The denial-of-service attack that took down several social networking sites (including Facebook, Twitter, and Livejournal) certainly seems to have caught some attention, especially after the revelation that the attack was primarily aimed at a political writer called "CYXYMU," which I assume makes more sense in Russian. Evgeny Morozov calls him the first digital refugee, and points out the very real danger that other digital activists could be silenced this way--not by direct attack, but by removal from social networks for terms-of-service violations (you know, for all the bandwidth they're "using").
It's in this environment that I've been thinking about PubSubHubbub, an HTTP/RSS-based push distribution system. Anil Dash calls it the start of the "Pushbutton web." Here's how it works, as far as I can tell:
What interests me about all this is that it's potentially a really smart, high-level proxy/federation system, one that's built for the modern web, and that might have real implications for activists.

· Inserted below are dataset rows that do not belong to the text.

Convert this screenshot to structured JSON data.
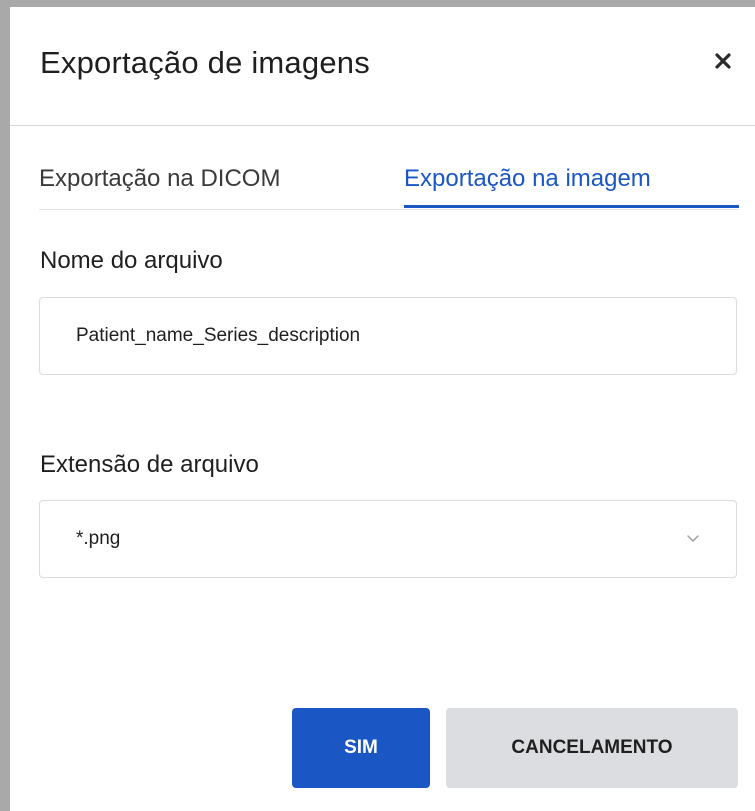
{
  "dialog": {
    "title": "Exportação de imagens",
    "close_icon": "close-icon"
  },
  "tabs": [
    {
      "label": "Exportação na DICOM",
      "active": false
    },
    {
      "label": "Exportação na imagem",
      "active": true
    }
  ],
  "form": {
    "filename_label": "Nome do arquivo",
    "filename_value": "Patient_name_Series_description",
    "extension_label": "Extensão de arquivo",
    "extension_value": "*.png",
    "extension_icon": "chevron-down-icon"
  },
  "buttons": {
    "yes_label": "SIM",
    "cancel_label": "CANCELAMENTO"
  },
  "colors": {
    "accent": "#1a57c4",
    "cancel_bg": "#dcdde1",
    "backdrop": "#a9a9a9"
  }
}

Under PubSubHubbub, any given node in the distribution network can play multiple roles--a publisher or hub can also be a client, and vice versa. As this develops, it might be possible to build hubs that are capable of talking to each other to locate publisher feeds, thus adapting to outages or blocks--similar to the way that peer-to-peer protocols may share lists of working leaf nodes with each other upon connecting to the network for the first time. At the very least, it will be possible to enable realtime communication/distribution on a decentralized platform--one that's harder to block with a single rule, and can't necessarily be shut down by DOS attacks on the central distribution point.
Of course, right now, none of this is part of PubSubHubbub's plans. Right now, this is a technology for making sure that your shared items in Google Reader get pushed out to FriendFeed as fast as possible--thus fulfilling the golden rule of Web 2.0 technology: all the interesting stuff will be invented primarily to buff up the shiniest service (Twitter, Facebook, etc.) in the room. Indeed, this particular pushbutton protocol may never develop the way I'm hoping it will--and it probably doesn't solve the problem of DOS attacks entirely (seems like the original source is still vulnerable)--but it looks to me like the Internet zeitgeist is taking steps in the right direction. Potentially, that's good news for prospective digital refugees.